Reduce the Impact of Sugar Intake on Your Oral Health
You probably know that eating a lot of sweets can be bad for your teeth. But even if you’re a relatively healthy eater most of the time, you’ll likely have times when you just need a little something sweet. Here are some strategies to help you reduce the impact of these occasional indulgences on your enamel and gums.Eat the Treat With a Meal
Here’s a great reason for eating your dessert first: the rest of your meal will help dilute and wipe away the traces of sugar left on your teeth (especially if you have a lot of crunchy vegetables or chewy meats in the meal). But that’s not the only reason to eat sweets with a meal.
Snacking is detrimental to your teeth because it increases the number of times during the day they have to deal with food residue and shortens the recovery periods in between. Group your food intake around your meals as much as possible can be beneficial.
Rinse Your Mouth, but Wait to Brush
Some experts advise brushing your teeth after a sugary treat, but studies have shown that doing so immediately after consumption can actually cause further damage. That’s because the acid attack makes enamel slightly softer, which means it’s more vulnerable to scrubbing damage from your toothbrush. If you want to brush your teeth after eating, wait 35-40 minutes first.
But what to do in the meantime? You don’t want to leave sugary residue sitting on your teeth if you can help it. Rinse your mouth out with water immediately after eating, and for additional support you can use xylitol-containing gum or a PH-neutralizing mouthwash to help your teeth fight off the acids.

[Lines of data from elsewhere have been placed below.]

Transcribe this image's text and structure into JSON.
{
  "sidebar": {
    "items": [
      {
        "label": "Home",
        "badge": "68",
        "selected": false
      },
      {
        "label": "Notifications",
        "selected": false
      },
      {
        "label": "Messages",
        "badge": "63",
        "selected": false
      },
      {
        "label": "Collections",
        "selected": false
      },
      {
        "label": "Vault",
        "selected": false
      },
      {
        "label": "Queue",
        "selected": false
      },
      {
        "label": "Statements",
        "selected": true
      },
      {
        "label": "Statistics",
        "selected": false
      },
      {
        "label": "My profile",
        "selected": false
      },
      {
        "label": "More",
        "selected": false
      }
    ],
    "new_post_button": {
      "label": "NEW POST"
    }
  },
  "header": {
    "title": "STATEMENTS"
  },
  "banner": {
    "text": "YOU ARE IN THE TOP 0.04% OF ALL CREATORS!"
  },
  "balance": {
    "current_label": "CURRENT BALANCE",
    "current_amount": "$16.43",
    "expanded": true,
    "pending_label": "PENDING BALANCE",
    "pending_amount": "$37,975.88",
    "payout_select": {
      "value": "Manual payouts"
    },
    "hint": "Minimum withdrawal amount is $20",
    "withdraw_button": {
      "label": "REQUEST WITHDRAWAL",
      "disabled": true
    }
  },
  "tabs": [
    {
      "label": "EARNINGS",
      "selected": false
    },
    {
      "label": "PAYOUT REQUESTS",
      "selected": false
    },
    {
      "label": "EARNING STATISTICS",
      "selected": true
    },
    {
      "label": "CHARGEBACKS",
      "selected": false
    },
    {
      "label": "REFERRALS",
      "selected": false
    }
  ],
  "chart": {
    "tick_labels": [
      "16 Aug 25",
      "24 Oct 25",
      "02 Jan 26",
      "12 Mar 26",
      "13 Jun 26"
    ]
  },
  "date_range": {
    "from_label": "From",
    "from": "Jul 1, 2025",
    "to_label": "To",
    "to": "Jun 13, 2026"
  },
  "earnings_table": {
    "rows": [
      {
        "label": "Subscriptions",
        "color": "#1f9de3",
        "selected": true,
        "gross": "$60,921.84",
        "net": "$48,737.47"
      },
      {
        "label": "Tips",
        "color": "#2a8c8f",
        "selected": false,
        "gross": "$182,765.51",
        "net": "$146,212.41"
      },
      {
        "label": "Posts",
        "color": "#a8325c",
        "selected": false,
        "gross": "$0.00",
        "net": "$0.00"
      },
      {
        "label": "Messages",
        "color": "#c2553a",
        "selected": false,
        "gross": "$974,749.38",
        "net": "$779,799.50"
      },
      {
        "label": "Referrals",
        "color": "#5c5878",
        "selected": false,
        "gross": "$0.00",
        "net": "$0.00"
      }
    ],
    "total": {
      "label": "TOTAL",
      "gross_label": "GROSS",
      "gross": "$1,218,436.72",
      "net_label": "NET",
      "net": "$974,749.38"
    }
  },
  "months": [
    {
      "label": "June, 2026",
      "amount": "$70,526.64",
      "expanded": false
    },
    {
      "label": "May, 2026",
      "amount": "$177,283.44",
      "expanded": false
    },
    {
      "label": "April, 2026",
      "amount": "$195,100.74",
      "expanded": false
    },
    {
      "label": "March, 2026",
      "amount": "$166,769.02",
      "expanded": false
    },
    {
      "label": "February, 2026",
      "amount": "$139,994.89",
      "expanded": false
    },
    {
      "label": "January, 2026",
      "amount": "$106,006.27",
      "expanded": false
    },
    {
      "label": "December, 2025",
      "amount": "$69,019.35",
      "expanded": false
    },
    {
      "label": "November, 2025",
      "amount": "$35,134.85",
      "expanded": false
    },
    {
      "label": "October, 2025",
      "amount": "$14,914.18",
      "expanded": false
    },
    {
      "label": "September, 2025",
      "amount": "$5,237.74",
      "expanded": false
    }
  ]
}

Brush Teeth Before Eating
When you brush your teeth with fluoride, you give them a chance to harden themselves against future attacks. Plus, you reduce bacteria colonies that could munch on the sugar. If you know your teeth are going to face an acid challenge (meaning you’re going to eat something sweet, starchy, or acidic), do this before the attack hits to help prevent damage.
This doesn’t mean you need to bush before every meal. That could be overkill, especially if you also brush after meals (you want to avoid overbrushing, which irritates gums and even wear away enamel). But it can be a useful strategy if you know you’re going to eat something sugary and you’re worried it could take a toll.
Make Sure Teeth Are Healthy First
A healthy mouth is going to be better at fighting off the occasional bacterial explosion than one that’s already struggling with inflamed gums, multiple cavities, and enamel erosion. If you’ve just started a lifestyle that boosts oral health, you may even want to go a few weeks or months with no added sugar at all in order to give your mouth a break (consult your doctor first).
Before you add sweet treats back in, make sure all your bases are covered. Are you brushing correctly, flossing, using a tongue scraper, wearing your nightguard, and getting regular dental cleanings? Do you eat a diet that encourages tooth health, get plenty of exercise, and take a good multivitamin and multimineral?
Once all your bases are covered, and as long as you know you don’t have any active cavities, you should be able to combine your good dental health with the other strategies mentioned above to help avoid permanent damage from an occasional sweet treat.
Nobody’s perfect, and even your dentist doesn’t expect you to avoid sugar completely. But if you employ these strategies, you can help your teeth fight back against any acid attacks and hopefully avoid getting any cavities from your sugar intake.
For an appointment with a dental professional who focuses on preventing problems before they happen, get in touch with Dr. Jerry F. Maymi & Associates today. We provide dental services to both individuals and families.